• I laugh when infusion set needles sting extra hard. It’s totally fake, short barks of HA HA HA, but it snuffs out the pain better than my previous reaction of choice (which involved a lot of hissing and obscenities).
• I laugh at frustrating blood sugars. A few laughter yoga exercises teach us to let go and laugh about things outside our control — e.g., the bus leaving without you, a broken vase, the stock market, etc. After learning to snicker on the subway platform instead of getting exasperated at slow trains, I got to thinking about what else in my life is outside my control that I get unnecessarily stressed about. And after a day of infuriating BG readings, I thought: Just laugh. I forced a “ha.” Then, a chuckle. I made myself laugh until the anger began to dissipate — and then, I was pleasantly surprised to discover, it was hard to make myself stop. I cannot rearrange the past and change that number on my meter, just as I have no power to make the trains come faster. What good will come of twisting myself up in knots of fury? I take note of my blood sugar and adjust for the future, of course. I can still be peeved about it. But now, I laugh more — and I really do feel calmer about the rollercoasters.
• Laughter yoga teaches me to cope with greater stresses as well. I have made myself laugh while paying $360 at the pharmacy for supplies, at lost sleep from 2 AM low blood sugars, and when I had 3 ultrasounds in one day because my kidneys were going awry. One of the guiding principles of Laughter Yoga is “fake it ’til you make it.” There are no jokes in Laughter Yoga, no stand-up, no comedy. Everyone starts off with fake laughter until, through silliness and eye contact and the pure contagion of laughter, you start laughing for real. Many people report feeling happier at the end of the session than the beginning. One session leader I know describes it as “body-mind” medicine. We don’t laugh as a response to hearing something funny or being happy. We laugh first — and then feel happiness. It’s because of this that I can laugh at diabetes. Of course there are times when I think, “This sucks so much that I REFUSE to laugh about it right now”….but it never fails to relax me and rejigger my perspective when I do.

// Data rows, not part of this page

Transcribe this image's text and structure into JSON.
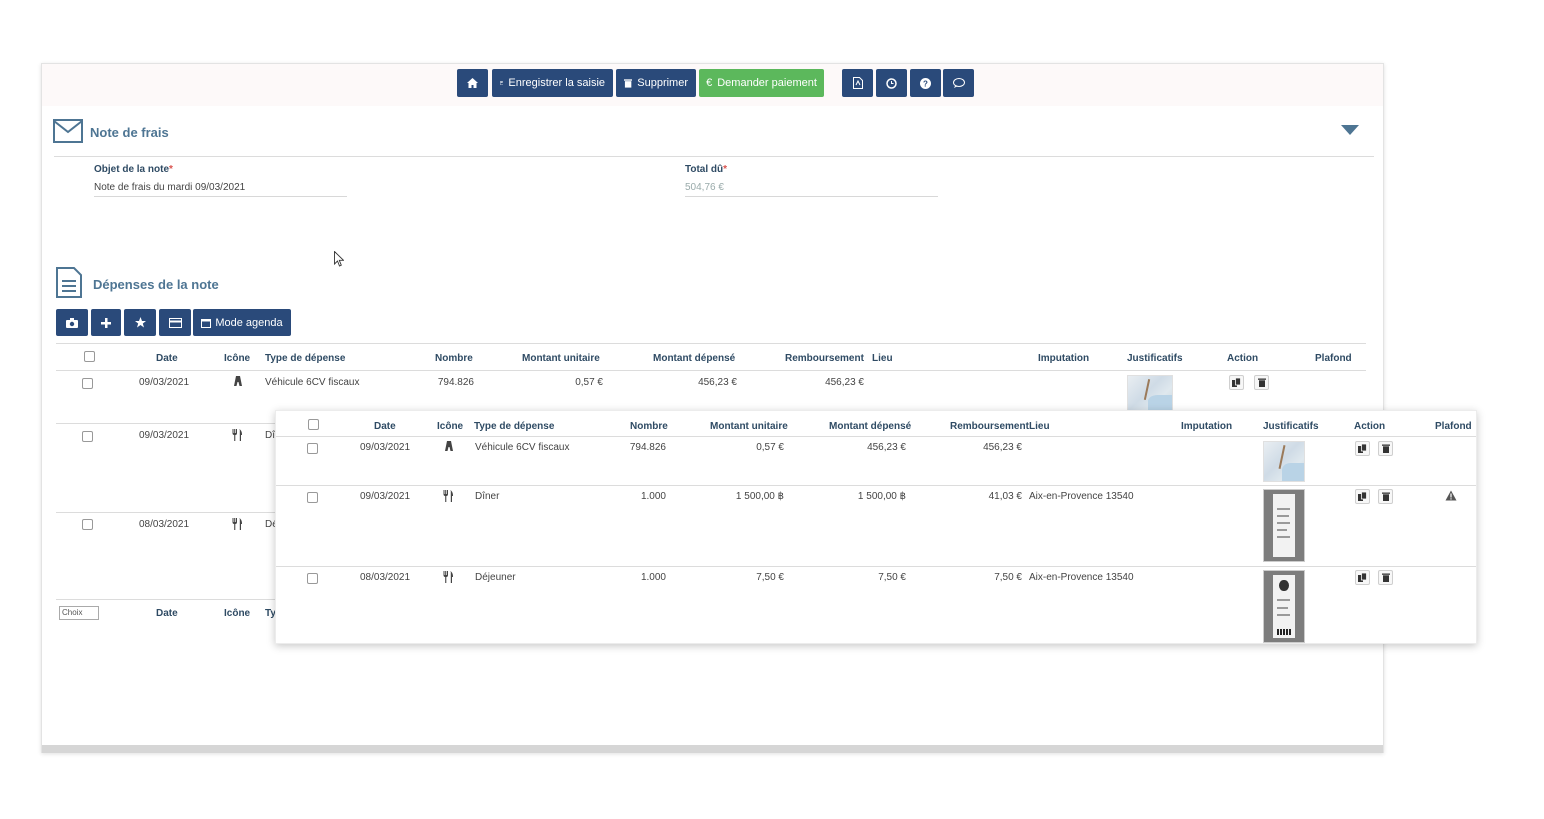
{
  "toolbar": {
    "save_label": "Enregistrer la saisie",
    "delete_label": "Supprimer",
    "payment_label": "Demander paiement",
    "payment_color": "#5cb85c",
    "accent_color": "#2a4a7a"
  },
  "note_section": {
    "title": "Note de frais",
    "object_label": "Objet de la note",
    "object_value": "Note de frais du mardi 09/03/2021",
    "total_label": "Total dû",
    "total_value": "504,76 €",
    "required_mark": "*"
  },
  "expenses_section": {
    "title": "Dépenses de la note",
    "agenda_label": "Mode agenda"
  },
  "table": {
    "headers": {
      "date": "Date",
      "icon": "Icône",
      "type": "Type de dépense",
      "nombre": "Nombre",
      "unitaire": "Montant unitaire",
      "depense": "Montant dépensé",
      "remb": "Remboursement",
      "lieu": "Lieu",
      "imputation": "Imputation",
      "justif": "Justificatifs",
      "action": "Action",
      "plafond": "Plafond"
    },
    "rows": [
      {
        "date": "09/03/2021",
        "icon": "car-icon",
        "type": "Véhicule 6CV fiscaux",
        "nombre": "794.826",
        "unitaire": "0,57 €",
        "depense": "456,23 €",
        "remb": "456,23 €",
        "lieu": ""
      },
      {
        "date": "09/03/2021",
        "icon": "cutlery-icon",
        "type": "Dîner",
        "nombre": "1.000",
        "unitaire": "1 500,00 ฿",
        "depense": "1 500,00 ฿",
        "remb": "41,03 €",
        "lieu": "Aix-en-Provence 13540"
      },
      {
        "date": "08/03/2021",
        "icon": "cutlery-icon",
        "type": "Déjeuner",
        "nombre": "1.000",
        "unitaire": "7,50 €",
        "depense": "7,50 €",
        "remb": "7,50 €",
        "lieu": "Aix-en-Provence 13540"
      }
    ],
    "bg_type_partial": [
      "Dî",
      "Dé"
    ],
    "bg_footer_type_partial": "Ty",
    "choix_label": "Choix"
  }
}
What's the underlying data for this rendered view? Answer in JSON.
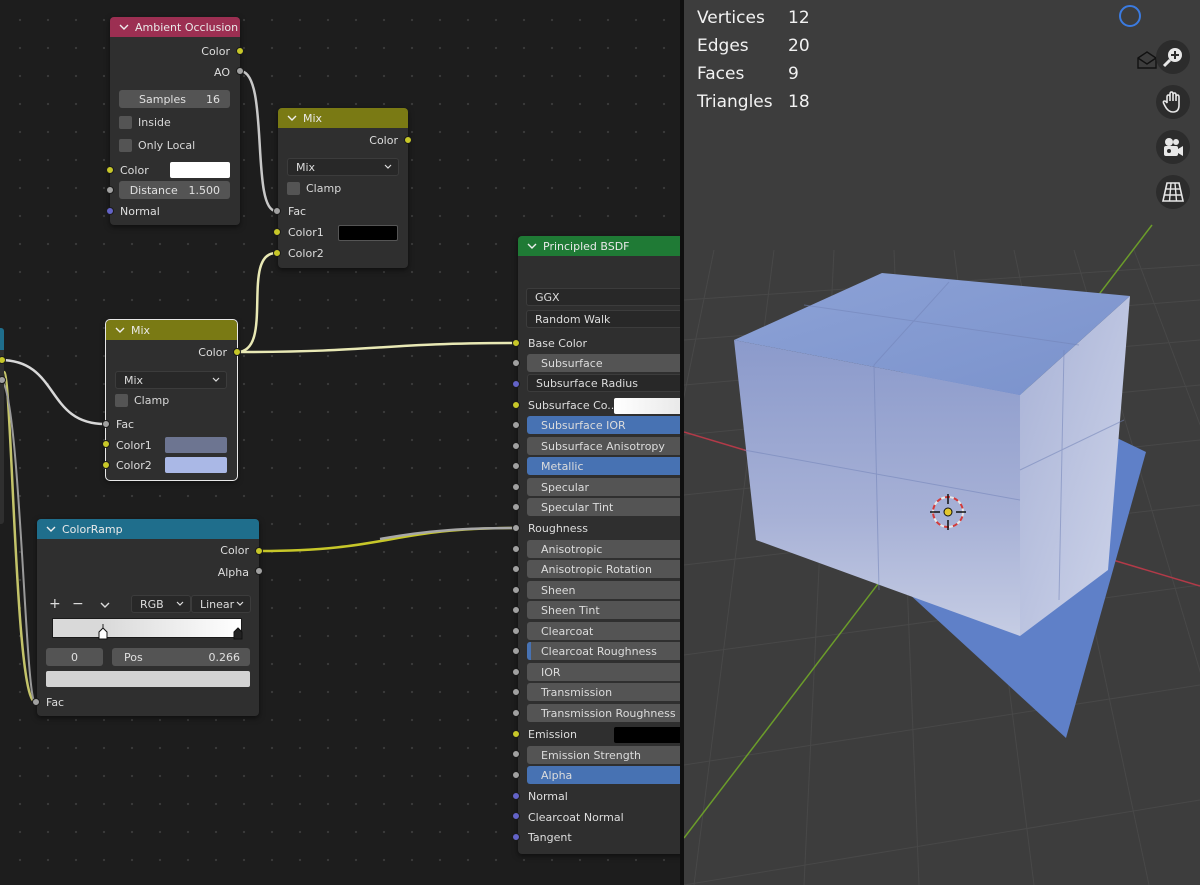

I’m not suggesting that we all stop worrying about our blood sugars, or that we shouldn’t take diabetes seriously. But we live with this disease every single day, and we’re going to keep living with it — and dealing with its daily hassles — for years to come. Given that… aren’t we going to drive ourselves crazy if we don’t laugh about it? Martin at Diabetically Speaking recently wrote a moving post about diabetes burnout and quoted Bill Cosby: “Once you find laughter, no matter how painful your situation might be, you can survive it.” Laughing at diabetes, even when it isn’t funny, helps me to live with it and keep on going.
Laughing at diabetes also gets me in Time magazine. Check out the scan, courtesy of the official Laughter Yoga website, and you can spot me in the bottom row, second from right (along with two other pics, but they’re a bit trickier). Ha ha HA!
If you’d like to try Laughter Yoga for yourself, go to the official LY website and click on “Find Clubs” or “Find Leaders” to search by geographic location. For NYC residents, I can vouch for the fabulous-ness of two laughter clubs: Monday nights at 7:30 with Dr. Alex Eingorn, and Wednesday evenings at 5:30 with Vishwa Prakash. I can also vouch for the fabulous-ness of my future Brooklyn laughter club… once I find a space to hold it in.
Wow, Caroline. Thank you for bringing the fabulous-ness. And the smiles.